> **PROMPT**
Each record below should be written out again exactly as given.

> **STORED DATA**
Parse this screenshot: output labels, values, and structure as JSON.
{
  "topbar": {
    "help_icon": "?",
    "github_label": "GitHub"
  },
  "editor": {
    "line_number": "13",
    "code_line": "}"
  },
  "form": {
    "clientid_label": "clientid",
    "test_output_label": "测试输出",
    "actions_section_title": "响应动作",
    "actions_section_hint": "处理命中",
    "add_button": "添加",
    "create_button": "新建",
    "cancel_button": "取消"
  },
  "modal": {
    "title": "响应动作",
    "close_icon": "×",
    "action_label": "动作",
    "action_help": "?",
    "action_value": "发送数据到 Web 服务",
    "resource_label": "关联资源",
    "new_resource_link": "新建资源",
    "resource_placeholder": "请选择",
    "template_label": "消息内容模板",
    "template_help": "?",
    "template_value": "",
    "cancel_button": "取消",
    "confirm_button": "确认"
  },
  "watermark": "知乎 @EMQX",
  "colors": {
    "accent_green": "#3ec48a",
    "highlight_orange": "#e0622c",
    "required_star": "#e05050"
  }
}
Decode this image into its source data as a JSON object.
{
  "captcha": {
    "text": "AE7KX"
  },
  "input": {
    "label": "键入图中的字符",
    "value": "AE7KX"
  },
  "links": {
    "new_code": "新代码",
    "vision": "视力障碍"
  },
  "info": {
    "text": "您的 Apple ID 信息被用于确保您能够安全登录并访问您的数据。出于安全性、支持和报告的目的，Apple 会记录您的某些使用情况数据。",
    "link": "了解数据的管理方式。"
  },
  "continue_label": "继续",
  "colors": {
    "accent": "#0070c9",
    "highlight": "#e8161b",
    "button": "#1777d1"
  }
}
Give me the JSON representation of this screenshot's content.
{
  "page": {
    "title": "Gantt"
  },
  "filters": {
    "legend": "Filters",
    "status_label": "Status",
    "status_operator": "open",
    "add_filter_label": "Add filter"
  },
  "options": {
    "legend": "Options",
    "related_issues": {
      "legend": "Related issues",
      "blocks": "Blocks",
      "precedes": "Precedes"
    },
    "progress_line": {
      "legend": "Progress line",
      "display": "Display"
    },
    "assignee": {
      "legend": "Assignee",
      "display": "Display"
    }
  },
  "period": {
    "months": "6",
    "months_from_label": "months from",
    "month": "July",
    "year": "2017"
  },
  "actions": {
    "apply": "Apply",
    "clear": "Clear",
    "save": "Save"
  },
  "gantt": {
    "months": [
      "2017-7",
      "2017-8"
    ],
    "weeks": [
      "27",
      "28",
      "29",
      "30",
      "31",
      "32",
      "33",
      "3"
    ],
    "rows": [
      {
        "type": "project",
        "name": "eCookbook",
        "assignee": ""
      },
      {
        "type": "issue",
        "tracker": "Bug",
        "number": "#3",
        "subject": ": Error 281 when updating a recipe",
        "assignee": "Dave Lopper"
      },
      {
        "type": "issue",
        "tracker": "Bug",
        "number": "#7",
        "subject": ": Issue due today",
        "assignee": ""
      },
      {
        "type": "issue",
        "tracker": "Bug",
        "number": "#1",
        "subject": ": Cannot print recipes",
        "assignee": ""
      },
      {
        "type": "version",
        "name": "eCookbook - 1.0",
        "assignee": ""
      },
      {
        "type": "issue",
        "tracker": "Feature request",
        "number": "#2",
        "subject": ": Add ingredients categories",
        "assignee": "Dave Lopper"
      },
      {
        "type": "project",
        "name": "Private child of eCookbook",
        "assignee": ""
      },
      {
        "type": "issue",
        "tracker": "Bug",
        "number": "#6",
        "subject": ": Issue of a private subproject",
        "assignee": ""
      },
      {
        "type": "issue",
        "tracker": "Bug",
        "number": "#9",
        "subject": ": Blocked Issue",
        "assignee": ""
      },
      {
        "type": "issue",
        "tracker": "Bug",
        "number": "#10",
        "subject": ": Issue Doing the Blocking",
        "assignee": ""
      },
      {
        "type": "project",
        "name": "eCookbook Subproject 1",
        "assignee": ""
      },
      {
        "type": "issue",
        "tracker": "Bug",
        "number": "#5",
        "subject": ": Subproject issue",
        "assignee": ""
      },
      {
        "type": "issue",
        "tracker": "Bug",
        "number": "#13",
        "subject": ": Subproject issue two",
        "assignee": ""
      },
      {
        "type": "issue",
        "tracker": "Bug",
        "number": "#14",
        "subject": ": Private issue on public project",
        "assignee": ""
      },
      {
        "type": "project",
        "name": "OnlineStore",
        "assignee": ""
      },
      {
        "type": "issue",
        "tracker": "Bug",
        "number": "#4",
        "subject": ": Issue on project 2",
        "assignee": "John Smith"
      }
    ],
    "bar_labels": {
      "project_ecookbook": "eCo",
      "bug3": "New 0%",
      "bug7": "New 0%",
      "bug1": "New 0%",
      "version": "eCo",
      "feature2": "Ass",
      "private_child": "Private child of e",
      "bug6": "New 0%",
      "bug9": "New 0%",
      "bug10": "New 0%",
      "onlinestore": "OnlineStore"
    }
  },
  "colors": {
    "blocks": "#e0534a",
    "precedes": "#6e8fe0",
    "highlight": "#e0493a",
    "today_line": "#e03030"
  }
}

> **SOLUTION BELOW**
Parse this screenshot: output labels, values, and structure as JSON.
{
  "topbar": {
    "help_icon": "?",
    "github_label": "GitHub"
  },
  "editor": {
    "line_number": "13",
    "code_line": "}"
  },
  "form": {
    "clientid_label": "clientid",
    "test_output_label": "测试输出",
    "actions_section_title": "响应动作",
    "actions_section_hint": "处理命中",
    "add_button": "添加",
    "create_button": "新建",
    "cancel_button": "取消"
  },
  "modal": {
    "title": "响应动作",
    "close_icon": "×",
    "action_label": "动作",
    "action_help": "?",
    "action_value": "发送数据到 Web 服务",
    "resource_label": "关联资源",
    "new_resource_link": "新建资源",
    "resource_placeholder": "请选择",
    "template_label": "消息内容模板",
    "template_help": "?",
    "template_value": "",
    "cancel_button": "取消",
    "confirm_button": "确认"
  },
  "watermark": "知乎 @EMQX",
  "colors": {
    "accent_green": "#3ec48a",
    "highlight_orange": "#e0622c",
    "required_star": "#e05050"
  }
}
Decode this image into its source data as a JSON object.
{
  "captcha": {
    "text": "AE7KX"
  },
  "input": {
    "label": "键入图中的字符",
    "value": "AE7KX"
  },
  "links": {
    "new_code": "新代码",
    "vision": "视力障碍"
  },
  "info": {
    "text": "您的 Apple ID 信息被用于确保您能够安全登录并访问您的数据。出于安全性、支持和报告的目的，Apple 会记录您的某些使用情况数据。",
    "link": "了解数据的管理方式。"
  },
  "continue_label": "继续",
  "colors": {
    "accent": "#0070c9",
    "highlight": "#e8161b",
    "button": "#1777d1"
  }
}
Give me the JSON representation of this screenshot's content.
{
  "page": {
    "title": "Gantt"
  },
  "filters": {
    "legend": "Filters",
    "status_label": "Status",
    "status_operator": "open",
    "add_filter_label": "Add filter"
  },
  "options": {
    "legend": "Options",
    "related_issues": {
      "legend": "Related issues",
      "blocks": "Blocks",
      "precedes": "Precedes"
    },
    "progress_line": {
      "legend": "Progress line",
      "display": "Display"
    },
    "assignee": {
      "legend": "Assignee",
      "display": "Display"
    }
  },
  "period": {
    "months": "6",
    "months_from_label": "months from",
    "month": "July",
    "year": "2017"
  },
  "actions": {
    "apply": "Apply",
    "clear": "Clear",
    "save": "Save"
  },
  "gantt": {
    "months": [
      "2017-7",
      "2017-8"
    ],
    "weeks": [
      "27",
      "28",
      "29",
      "30",
      "31",
      "32",
      "33",
      "3"
    ],
    "rows": [
      {
        "type": "project",
        "name": "eCookbook",
        "assignee": ""
      },
      {
        "type": "issue",
        "tracker": "Bug",
        "number": "#3",
        "subject": ": Error 281 when updating a recipe",
        "assignee": "Dave Lopper"
      },
      {
        "type": "issue",
        "tracker": "Bug",
        "number": "#7",
        "subject": ": Issue due today",
        "assignee": ""
      },
      {
        "type": "issue",
        "tracker": "Bug",
        "number": "#1",
        "subject": ": Cannot print recipes",
        "assignee": ""
      },
      {
        "type": "version",
        "name": "eCookbook - 1.0",
        "assignee": ""
      },
      {
        "type": "issue",
        "tracker": "Feature request",
        "number": "#2",
        "subject": ": Add ingredients categories",
        "assignee": "Dave Lopper"
      },
      {
        "type": "project",
        "name": "Private child of eCookbook",
        "assignee": ""
      },
      {
        "type": "issue",
        "tracker": "Bug",
        "number": "#6",
        "subject": ": Issue of a private subproject",
        "assignee": ""
      },
      {
        "type": "issue",
        "tracker": "Bug",
        "number": "#9",
        "subject": ": Blocked Issue",
        "assignee": ""
      },
      {
        "type": "issue",
        "tracker": "Bug",
        "number": "#10",
        "subject": ": Issue Doing the Blocking",
        "assignee": ""
      },
      {
        "type": "project",
        "name": "eCookbook Subproject 1",
        "assignee": ""
      },
      {
        "type": "issue",
        "tracker": "Bug",
        "number": "#5",
        "subject": ": Subproject issue",
        "assignee": ""
      },
      {
        "type": "issue",
        "tracker": "Bug",
        "number": "#13",
        "subject": ": Subproject issue two",
        "assignee": ""
      },
      {
        "type": "issue",
        "tracker": "Bug",
        "number": "#14",
        "subject": ": Private issue on public project",
        "assignee": ""
      },
      {
        "type": "project",
        "name": "OnlineStore",
        "assignee": ""
      },
      {
        "type": "issue",
        "tracker": "Bug",
        "number": "#4",
        "subject": ": Issue on project 2",
        "assignee": "John Smith"
      }
    ],
    "bar_labels": {
      "project_ecookbook": "eCo",
      "bug3": "New 0%",
      "bug7": "New 0%",
      "bug1": "New 0%",
      "version": "eCo",
      "feature2": "Ass",
      "private_child": "Private child of e",
      "bug6": "New 0%",
      "bug9": "New 0%",
      "bug10": "New 0%",
      "onlinestore": "OnlineStore"
    }
  },
  "colors": {
    "blocks": "#e0534a",
    "precedes": "#6e8fe0",
    "highlight": "#e0493a",
    "today_line": "#e03030"
  }
}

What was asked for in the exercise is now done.